__DESCRIPTION OF THE TASK__
Images are to be left out when the records below are printed word for word.

__RECORDS FOR THIS TASK__
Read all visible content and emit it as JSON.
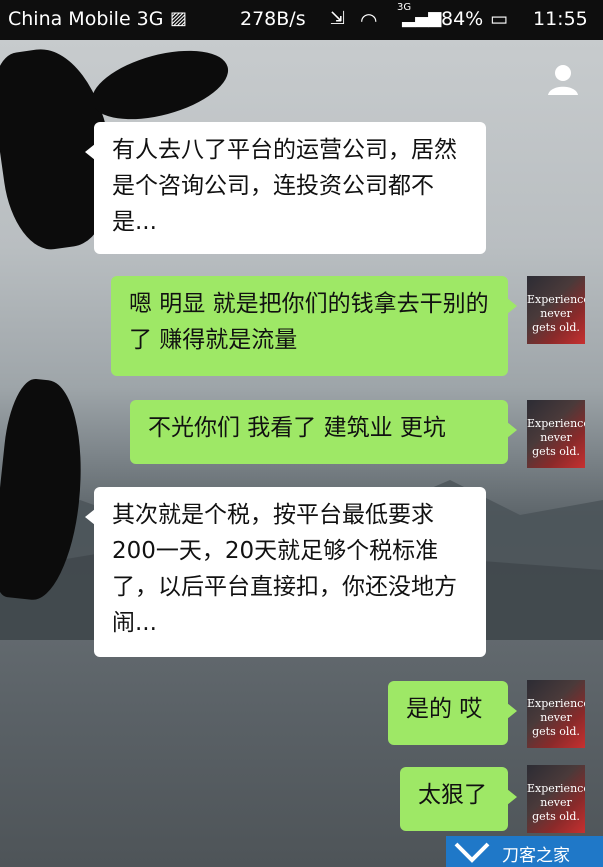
{
  "status_bar": {
    "carrier": "China Mobile 3G",
    "speed": "278B/s",
    "net": "3G",
    "battery": "84%",
    "time": "11:55"
  },
  "messages": [
    {
      "side": "left",
      "text": "有人去八了平台的运营公司，居然是个咨询公司，连投资公司都不是..."
    },
    {
      "side": "right",
      "text": "嗯  明显  就是把你们的钱拿去干别的了  赚得就是流量"
    },
    {
      "side": "right",
      "text": "不光你们  我看了  建筑业  更坑"
    },
    {
      "side": "left",
      "text": "其次就是个税，按平台最低要求200一天，20天就足够个税标准了，以后平台直接扣，你还没地方闹..."
    },
    {
      "side": "right",
      "text": "是的  哎"
    },
    {
      "side": "right",
      "text": "太狠了"
    }
  ],
  "avatar_text": [
    "Experience",
    "never",
    "gets old."
  ],
  "watermark": "刀客之家"
}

__SOLUTION FOR THIS PROBLEM__
Read all visible content and emit it as JSON.
{
  "status_bar": {
    "carrier": "China Mobile 3G",
    "speed": "278B/s",
    "net": "3G",
    "battery": "84%",
    "time": "11:55"
  },
  "messages": [
    {
      "side": "left",
      "text": "有人去八了平台的运营公司，居然是个咨询公司，连投资公司都不是..."
    },
    {
      "side": "right",
      "text": "嗯  明显  就是把你们的钱拿去干别的了  赚得就是流量"
    },
    {
      "side": "right",
      "text": "不光你们  我看了  建筑业  更坑"
    },
    {
      "side": "left",
      "text": "其次就是个税，按平台最低要求200一天，20天就足够个税标准了，以后平台直接扣，你还没地方闹..."
    },
    {
      "side": "right",
      "text": "是的  哎"
    },
    {
      "side": "right",
      "text": "太狠了"
    }
  ],
  "avatar_text": [
    "Experience",
    "never",
    "gets old."
  ],
  "watermark": "刀客之家"
}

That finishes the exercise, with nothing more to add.